It is Monday morning, and after a very long weekend of system trouble the cloud operations team is discussing what happened. It appears that many systems which were correlated with a very innovative, new inventory management system enabled with machine learning had issues over the weekend. The postmortem concluded the following:
The batch process that transferred raw information from the operational database into the training database failed, as well as the auto recovery process. An ops team member that was working over the weekend tried to resubmit but caused not one, but four partial upgrades that abandoned the training database in an unstable state.
This also resulted in the knowledge units in the machine learning systems to train with bad data and required that the new data in the knowledge base be eliminated and the models rebuilt.
Also, several outside data feeds, such as pricing and tax information, were updated at the exact same time to the training database. Though those worked good, they too needed to be backed out of the knowledge database considering that the operational data was not in a fantastic state.
The system was unavailable for two days and the company lost $4 million, contemplating missing productivity, customer reactions, and PR problems.
This isn't 2025; this really is today. As businesses find more uses for"good and cheap" cloud-based machine learning systems we're finding the systems that leverage machine learning are complex to function. The ops teams don't expect the amount of difficulty and the complexity and are finding they are undertrained, understaffed, and underfunded.

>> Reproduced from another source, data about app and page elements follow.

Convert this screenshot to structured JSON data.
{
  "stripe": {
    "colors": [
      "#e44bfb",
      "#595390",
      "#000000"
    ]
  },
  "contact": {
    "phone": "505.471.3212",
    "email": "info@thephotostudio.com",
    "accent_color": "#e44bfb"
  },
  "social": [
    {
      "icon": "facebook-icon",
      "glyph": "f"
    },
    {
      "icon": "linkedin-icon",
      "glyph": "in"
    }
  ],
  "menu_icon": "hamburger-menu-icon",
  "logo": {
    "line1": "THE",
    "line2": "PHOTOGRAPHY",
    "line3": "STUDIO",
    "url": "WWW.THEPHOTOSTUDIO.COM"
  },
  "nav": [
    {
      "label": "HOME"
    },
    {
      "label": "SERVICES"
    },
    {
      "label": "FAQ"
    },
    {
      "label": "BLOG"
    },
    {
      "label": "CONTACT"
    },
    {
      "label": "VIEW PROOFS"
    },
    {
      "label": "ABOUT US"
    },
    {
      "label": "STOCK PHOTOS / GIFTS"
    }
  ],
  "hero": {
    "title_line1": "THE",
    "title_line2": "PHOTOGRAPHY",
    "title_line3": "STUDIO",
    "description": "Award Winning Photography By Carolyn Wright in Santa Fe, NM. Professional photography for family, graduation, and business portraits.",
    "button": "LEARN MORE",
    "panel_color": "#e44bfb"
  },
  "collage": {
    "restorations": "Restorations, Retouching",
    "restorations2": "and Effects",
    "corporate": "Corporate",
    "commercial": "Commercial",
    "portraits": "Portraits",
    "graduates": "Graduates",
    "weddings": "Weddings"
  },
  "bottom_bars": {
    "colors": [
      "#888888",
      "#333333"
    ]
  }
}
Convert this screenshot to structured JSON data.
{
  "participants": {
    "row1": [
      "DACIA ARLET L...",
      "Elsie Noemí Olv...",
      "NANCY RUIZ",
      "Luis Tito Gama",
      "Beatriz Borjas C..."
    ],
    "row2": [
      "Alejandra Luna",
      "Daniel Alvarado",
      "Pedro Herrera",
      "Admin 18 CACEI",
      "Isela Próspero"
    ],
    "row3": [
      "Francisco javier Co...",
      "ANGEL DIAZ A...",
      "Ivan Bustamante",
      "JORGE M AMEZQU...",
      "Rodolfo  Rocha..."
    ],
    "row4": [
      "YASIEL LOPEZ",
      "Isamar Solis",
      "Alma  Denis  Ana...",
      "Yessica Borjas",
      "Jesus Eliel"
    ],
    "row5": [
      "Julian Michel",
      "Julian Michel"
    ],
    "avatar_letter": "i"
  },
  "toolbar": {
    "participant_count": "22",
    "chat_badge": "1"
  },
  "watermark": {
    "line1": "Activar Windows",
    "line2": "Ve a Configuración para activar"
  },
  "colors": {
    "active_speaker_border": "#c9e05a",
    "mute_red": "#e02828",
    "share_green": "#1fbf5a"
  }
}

The assumption is that the cloud surgeries teams can manage cloud-based databases, cloud-based storage, and cloud-based compute with a fairly easy transition. For the most part that has been the situation, considering that cloud-based systems are similar to traditional systems.

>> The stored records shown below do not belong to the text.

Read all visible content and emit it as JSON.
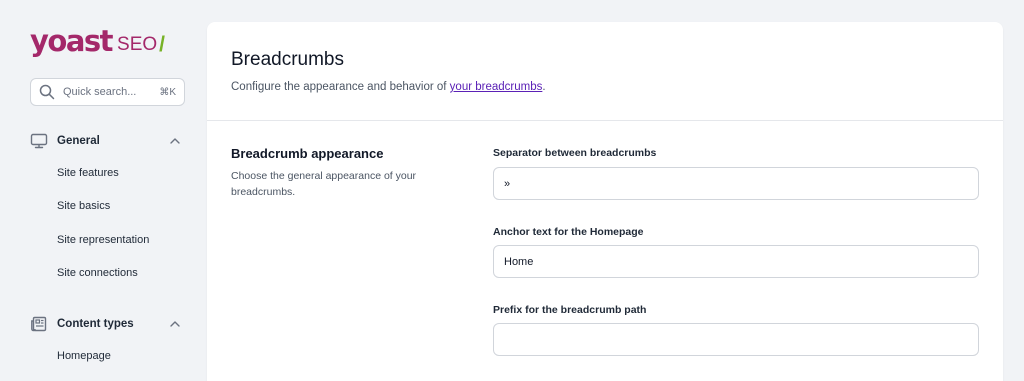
{
  "logo": {
    "wordmark": "yoast",
    "product": "SEO",
    "slash": "/"
  },
  "search": {
    "placeholder": "Quick search...",
    "shortcut": "⌘K"
  },
  "sidebar": {
    "groups": [
      {
        "title": "General",
        "icon": "desktop-icon",
        "items": [
          "Site features",
          "Site basics",
          "Site representation",
          "Site connections"
        ]
      },
      {
        "title": "Content types",
        "icon": "newspaper-icon",
        "items": [
          "Homepage"
        ]
      }
    ]
  },
  "page": {
    "title": "Breadcrumbs",
    "description_prefix": "Configure the appearance and behavior of ",
    "description_link": "your breadcrumbs",
    "description_suffix": "."
  },
  "section": {
    "title": "Breadcrumb appearance",
    "description": "Choose the general appearance of your breadcrumbs."
  },
  "fields": [
    {
      "label": "Separator between breadcrumbs",
      "value": "»"
    },
    {
      "label": "Anchor text for the Homepage",
      "value": "Home"
    },
    {
      "label": "Prefix for the breadcrumb path",
      "value": ""
    }
  ],
  "colors": {
    "brand": "#a4286a",
    "accent": "#77b227",
    "link": "#5b21b6",
    "background": "#f1f3f6"
  }
}
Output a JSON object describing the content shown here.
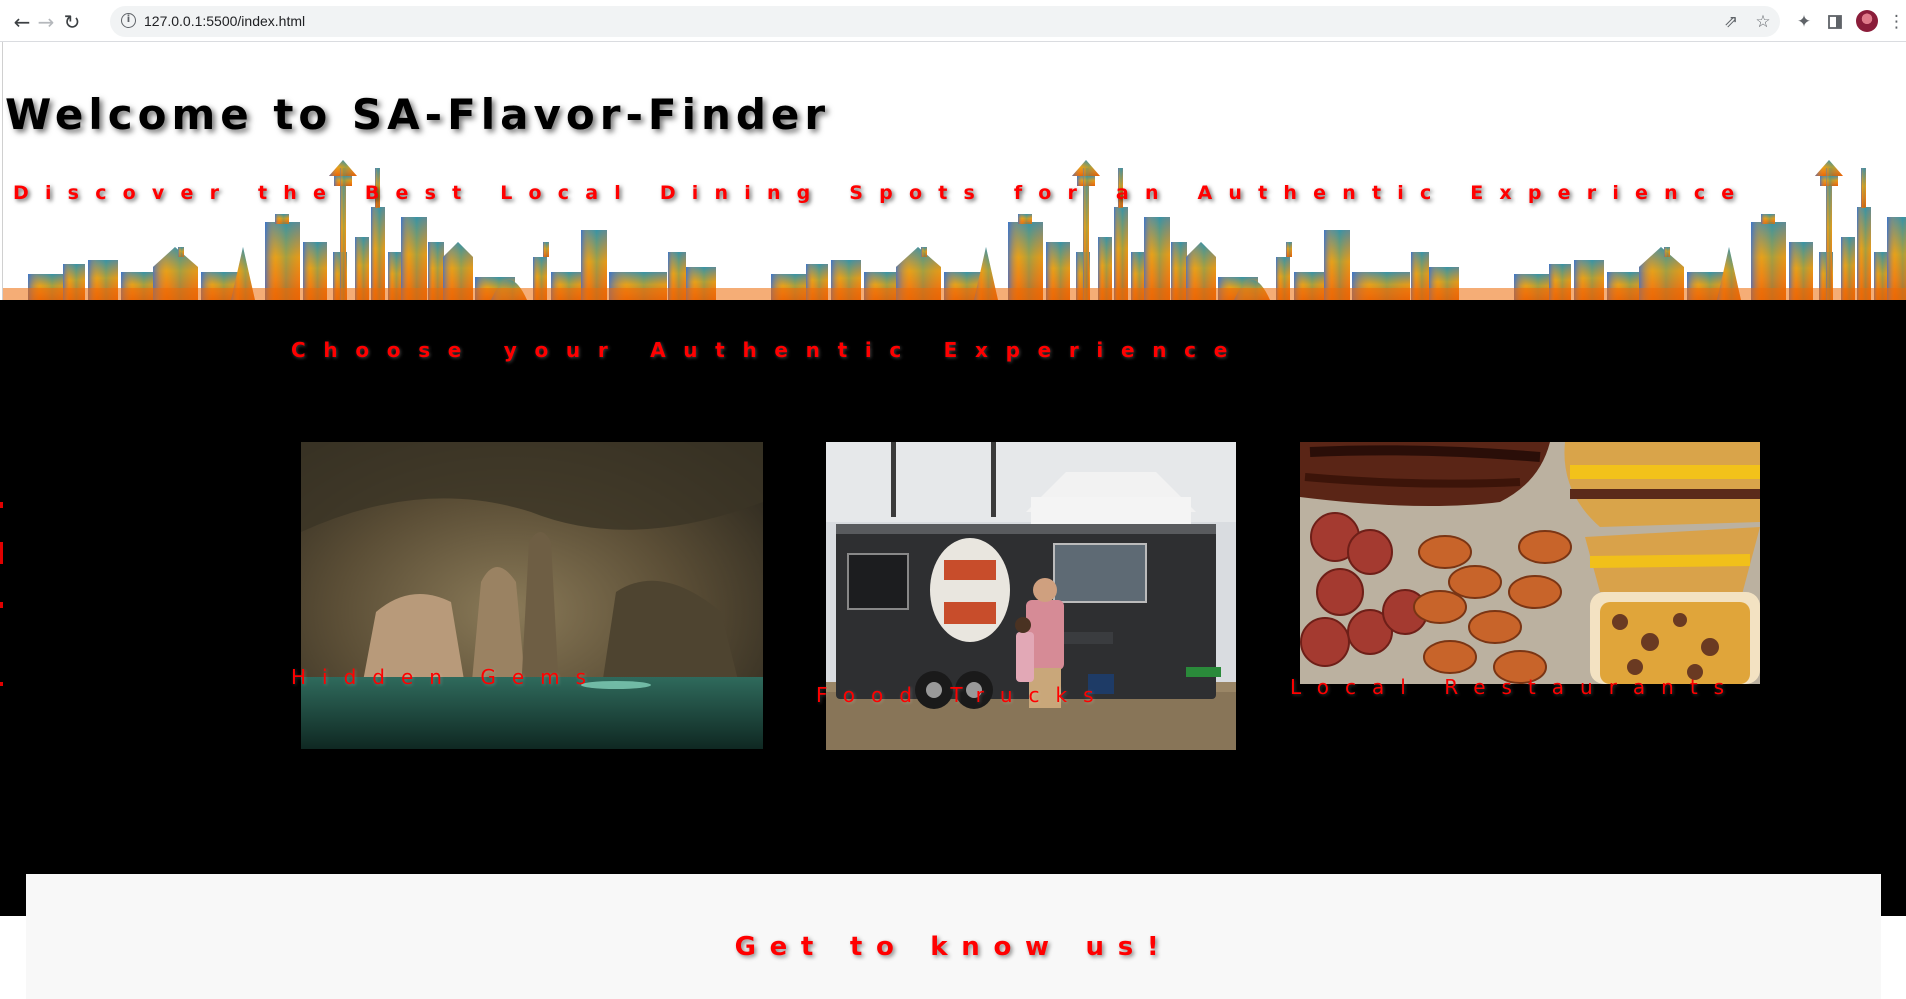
{
  "browser": {
    "url": "127.0.0.1:5500/index.html",
    "icons": {
      "back": "arrow-left-icon",
      "forward": "arrow-right-icon",
      "reload": "reload-icon",
      "site_info": "info-icon",
      "share": "share-icon",
      "bookmark": "star-icon",
      "extensions": "puzzle-icon",
      "side_panel": "side-panel-icon",
      "menu": "kebab-menu-icon"
    }
  },
  "hero": {
    "title": "Welcome to SA-Flavor-Finder",
    "subtitle": "Discover the Best Local Dining Spots for an Authentic Experience",
    "title_color": "#000000",
    "subtitle_color": "#ff0000"
  },
  "experiences": {
    "heading": "Choose your Authentic Experience",
    "background": "#000000",
    "label_color": "#ff0000",
    "cards": [
      {
        "label": "Hidden Gems",
        "image": "cave-photo"
      },
      {
        "label": "Food Trucks",
        "image": "food-truck-photo"
      },
      {
        "label": "Local Restaurants",
        "image": "bbq-platter-photo"
      }
    ]
  },
  "about": {
    "heading": "Get to know us!",
    "background": "#f8f8f8"
  }
}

However, systems based on machine learning have not yet been seen for the most part by operations groups. These systems have specialized purposes, as well as specialized systems--for example databases and comprehension engines--that need to be monitored and handled in certain ways. This is where the current operations teams are failing.
The fix is pretty easy to understand, but most enterprises are not likely to enjoy it, considering it means spending additional bucks for ML cloudops or abandoning ML cloudops. Machine learning systems are all technological chainsaws. If used carefully, they are highly effective. If mishandled they can be harmful. Failures can go unnoticed, and should the system automatically uses the resulting bad knowledge, you could get huge problems that may not be discovered until much damage is done. More risk than reward, it seems.